Late that night, after we got back to the apartment, Dad tried durian, Thai mango, and mangosteen, three tropical fruits that should be part of anyone’s Thailand adventure. He had tried rambutan in Chiang Mai and liked it, and he found these other three to be good also. Well, I don’t know if “good” is an appropriate word for the complex flavor of a durian. Durians are infamous for being super pungent and for having an almost indescribable taste. I’ve heard people compare the initial taste to carmelized onions, and I think that the after-taste is like avocado. Yet it’s still a sweet fruit. You really just have to try it for yourself!

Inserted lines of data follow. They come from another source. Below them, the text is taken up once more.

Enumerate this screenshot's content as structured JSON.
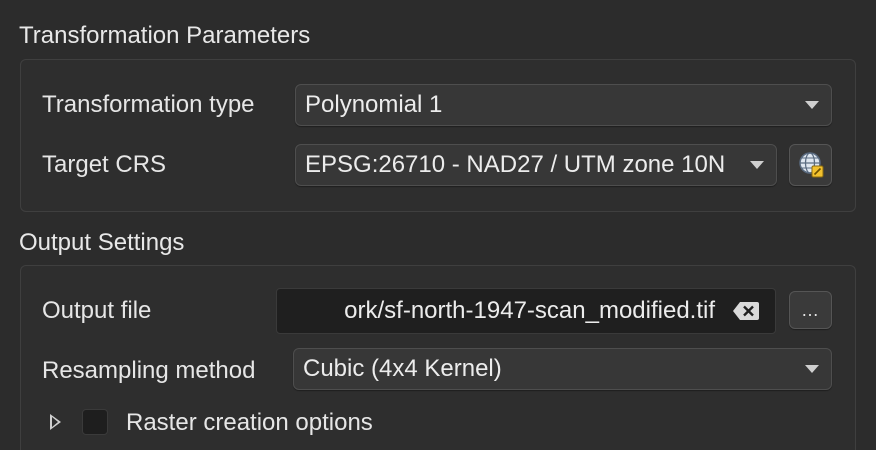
{
  "transformation_section": {
    "title": "Transformation Parameters",
    "transformation_type": {
      "label": "Transformation type",
      "selected": "Polynomial 1"
    },
    "target_crs": {
      "label": "Target CRS",
      "selected": "EPSG:26710 - NAD27 / UTM zone 10N",
      "select_crs_icon": "globe-crs-icon"
    }
  },
  "output_section": {
    "title": "Output Settings",
    "output_file": {
      "label": "Output file",
      "value": "ork/sf-north-1947-scan_modified.tif",
      "clear_icon": "clear-field-icon",
      "browse_label": "…"
    },
    "resampling": {
      "label": "Resampling method",
      "selected": "Cubic (4x4 Kernel)"
    },
    "raster_options": {
      "label": "Raster creation options",
      "checked": false
    }
  }
}
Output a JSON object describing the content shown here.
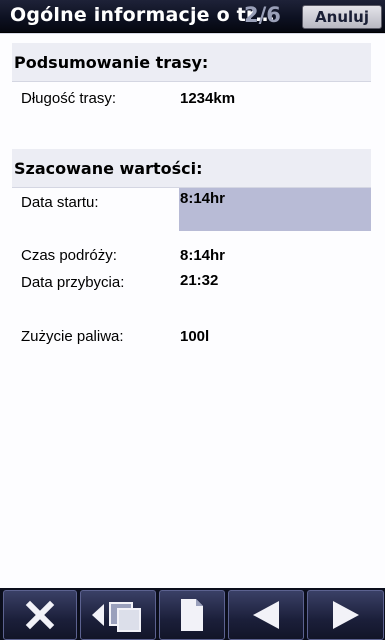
{
  "header": {
    "title": "Ogólne informacje o tr…",
    "pager": "2/6",
    "cancel_label": "Anuluj"
  },
  "route_summary": {
    "heading": "Podsumowanie trasy:",
    "length_label": "Długość trasy:",
    "length_value": "1234km"
  },
  "estimates": {
    "heading": "Szacowane wartości:",
    "start_label": "Data startu:",
    "start_value": "8:14hr",
    "travel_label": "Czas podróży:",
    "travel_value": "8:14hr",
    "arrival_label": "Data przybycia:",
    "arrival_value": "21:32",
    "fuel_label": "Zużycie paliwa:",
    "fuel_value": "100l"
  },
  "toolbar": {
    "icons": [
      "close-icon",
      "back-to-list-icon",
      "page-icon",
      "previous-icon",
      "next-icon"
    ]
  },
  "colors": {
    "titlebar": "#0d1122",
    "section_header_bg": "#ecedf4",
    "highlight": "#b8bbd6",
    "toolbar_button": "#1b1f3a"
  }
}
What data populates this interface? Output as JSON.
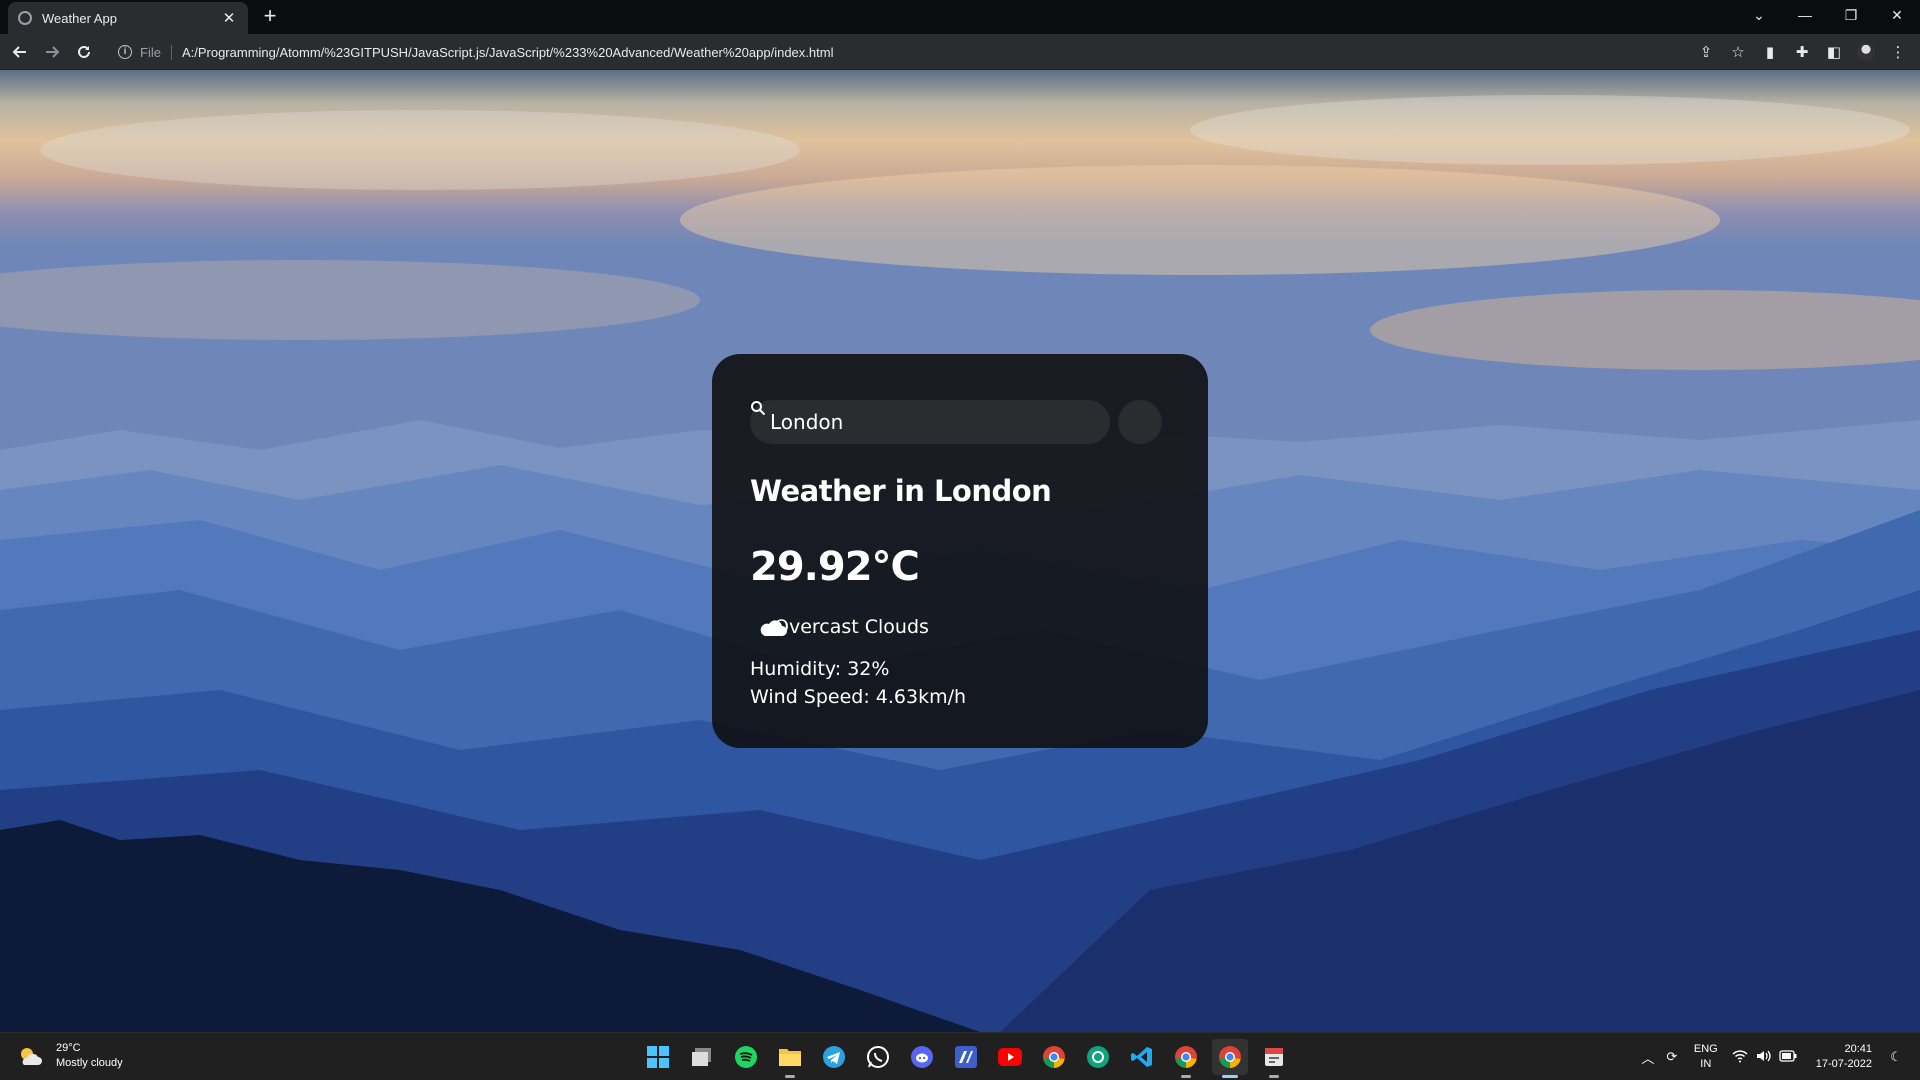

The next morning, Dad and I took a stroll through beautiful Lumphini Park. Sean and I really appreciate Lumphini and other Bangkok parks for being natural havens away from the traffic, smog, and general craziness of the city. Lumphini is the biggest one, and during the coolest parts of the day it’s busy with runners, walkers, cyclists, and tai-chi practitioners. A bit later in the morning, when most people have cleared out, it’s hotter but also more peaceful. Dad and I found giant monitor lizards enjoying the quiet. It was our goal to see just one, but we lucked out with three!
We walked across the park to the Sala Daeng BTS stop, then rode the train to National Stadium and walked down Soi 2. At the end of the lane is the Jim Thompson House, one of my very favorite Bangkok attractions. For 100 baht (about $3), tourists can go on a guided tour of the home of this American designer who helped revitalize the Thai silk and textiles industry in the 1950s. The tour is fascinating because one learns not only about the interesting life of Jim Thompson (and his mysterious disappearance in the Malaysian jungle in the early 60s), but also about Thai culture, architecture, and spiritual beliefs. The house itself is made of gorgeous teak wood and is full of Thompson’s eclectic collection of Thai, Chinese, and European antiques. The gardens are equally beautiful, and outside the house docents of the museum perform traditional Thai dance and even show how silk is extracted from the cocoons of silkworms. Dad really enjoyed this part of our tour of Bangkok, and I was happy to return.
Our morning in Bangkok concluded with some Korean bibimbab. I need to amend my list of favorite restaurants by adding The Bibimbab on Soi 24, just off the BTS at Phrom Phong. Bibimbab is rice, veggies, and meat or tofu served in a hot bowl. You add some sesame oil and hot sauce, and then stir the food around so the hot bowl stir-fries everything and crisps up the rice on the bottom of the bowl. I love to add lots of kimchi, too!
After lunch, we repacked our bags, met up with Sean, and then headed to the airport to catch our flight to Phuket!